Towns Don't Need Tanks, But They Have Them
& Emma Andersson, Senior Staff Attorney, Criminal Law Reform Project
Keene, New Hampshire has a population of 23,409, except during the months of July and August when campers flock in for the summer. Keene's violent crime index? 134.4, compared to a national average of 213.6. Most common crime? Theft. Good thing the federal Department of Homeland Security (DHS) gave Keene money to buy a BearCat, an armored counter-attack vehicle. What is Keene using its BearCat for? Good question.
Here's what we do know: a Keene City Councilmember has admitted that the city lied to DHS about its need for terrorism-prevention tools. To explain why the police included the word "terrorism" on their application for federal funding for the Bear Cat purchase, a city councilmember said, "Our application talked about the danger of domestic terrorism, but that's just something you put in the grant application to get the money.” He continued, “What red-blooded American cop isn't going to be excited about getting a toy like this? That's what it comes down to."
And then there's Richland County, South Carolina, population 389,116. Richland's violent crime rate is down 3.7%; its overall crime rate is down 3.8% compared to last year. Many of the crimes that take place there relate to drug use or gambling. Nonetheless, Richland's Sheriff's Department has an armored personnel carrier they dubbed "The Peacemaker." The carrier can shoot weapons that the U.S. military specifically refrains from using on people— this type of firepower is generally reserved for use against armored vehicles. Sheriff Leon Lott insists that the "Peacemaker" will save lives. Really? Is this type of firepower truly necessary for routine law enforcement?
Disturbingly, Keene and Richland do not seem to be anomalies among state and local police departments. Law enforcement agencies throughout the country have sweeping access to military equipment and to billions of dollars in federal grant money to purchase heavy weaponry designed for overseas combat missions, as well as access to anti-terrorism tactical training.
Here's another thing we do know: the war on drugs has been waged most aggressively on poor people and people of color. If, as anecdotes suggest, police are using these military weapons and tactics to make drug arrests, we're concerned about the effect of militarization on these communities.
We all need to know more about how and why our local police departments are arming themselves with weapons of war.
Do tools like BearCats – that were traditionally reserved for wartime enemies – actually increase the safety of our communities? Or are we unnecessarily risking massive damage to innocent people and bystanders that these combat tools can inflict? Do you want your town to have a tank?
On March 6th, ACLU affiliates in 23 states filed over 255 public records requests with law enforcement agencies and National Guard offices to determine the extent to which federal funding and support has fueled the militarization of state and local police departments.
Here are some of the questions we want answered: what technologies and training are local law enforcement agencies obtaining from the federal government to use in their everyday policing? What legal protections are in place before these tools and tactics are obtained and used? And what oversight mechanisms, if any, exist? It's time for some answers, because the militarization of law enforcement in America encourages unnecessarily aggressive policing that too often results in tragedy.

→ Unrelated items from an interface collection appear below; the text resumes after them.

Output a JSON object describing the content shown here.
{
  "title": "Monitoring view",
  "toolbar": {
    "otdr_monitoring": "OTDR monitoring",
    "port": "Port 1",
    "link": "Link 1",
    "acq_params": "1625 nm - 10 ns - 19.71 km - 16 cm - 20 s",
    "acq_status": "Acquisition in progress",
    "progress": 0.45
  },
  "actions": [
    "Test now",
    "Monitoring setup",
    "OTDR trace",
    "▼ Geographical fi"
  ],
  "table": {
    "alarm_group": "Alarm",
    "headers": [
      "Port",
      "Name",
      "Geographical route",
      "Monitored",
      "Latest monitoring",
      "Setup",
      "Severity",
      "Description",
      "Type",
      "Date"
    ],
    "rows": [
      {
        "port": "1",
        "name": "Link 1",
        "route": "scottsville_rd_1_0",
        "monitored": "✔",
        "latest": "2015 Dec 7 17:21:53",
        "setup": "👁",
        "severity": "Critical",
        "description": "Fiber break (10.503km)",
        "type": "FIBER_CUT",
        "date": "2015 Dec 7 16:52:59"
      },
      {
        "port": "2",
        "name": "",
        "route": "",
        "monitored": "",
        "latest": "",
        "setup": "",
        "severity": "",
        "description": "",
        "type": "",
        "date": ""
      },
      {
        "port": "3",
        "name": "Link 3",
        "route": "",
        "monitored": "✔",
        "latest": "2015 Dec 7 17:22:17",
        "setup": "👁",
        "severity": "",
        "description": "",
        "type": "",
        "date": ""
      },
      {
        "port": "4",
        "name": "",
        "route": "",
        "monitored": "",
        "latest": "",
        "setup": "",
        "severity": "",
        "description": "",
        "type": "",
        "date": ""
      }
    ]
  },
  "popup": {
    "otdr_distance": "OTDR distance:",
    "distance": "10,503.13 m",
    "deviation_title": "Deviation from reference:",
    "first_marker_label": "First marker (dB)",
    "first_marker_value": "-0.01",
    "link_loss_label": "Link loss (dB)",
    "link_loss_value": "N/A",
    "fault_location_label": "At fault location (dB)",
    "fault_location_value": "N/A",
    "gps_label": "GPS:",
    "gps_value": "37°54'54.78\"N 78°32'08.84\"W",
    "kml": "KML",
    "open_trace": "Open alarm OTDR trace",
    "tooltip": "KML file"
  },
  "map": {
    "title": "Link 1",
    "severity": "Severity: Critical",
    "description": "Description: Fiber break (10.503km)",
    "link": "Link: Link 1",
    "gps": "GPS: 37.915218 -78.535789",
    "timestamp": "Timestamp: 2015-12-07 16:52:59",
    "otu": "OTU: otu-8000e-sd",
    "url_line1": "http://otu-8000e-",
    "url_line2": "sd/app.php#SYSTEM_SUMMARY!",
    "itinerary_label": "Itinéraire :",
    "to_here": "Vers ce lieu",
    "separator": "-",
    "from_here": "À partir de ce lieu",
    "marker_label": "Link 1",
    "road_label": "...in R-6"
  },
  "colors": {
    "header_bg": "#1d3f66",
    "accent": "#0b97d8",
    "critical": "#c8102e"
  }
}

Stay tuned as this project develops.
Click here more information about the ACLU's project on the Militarization of Policing in America.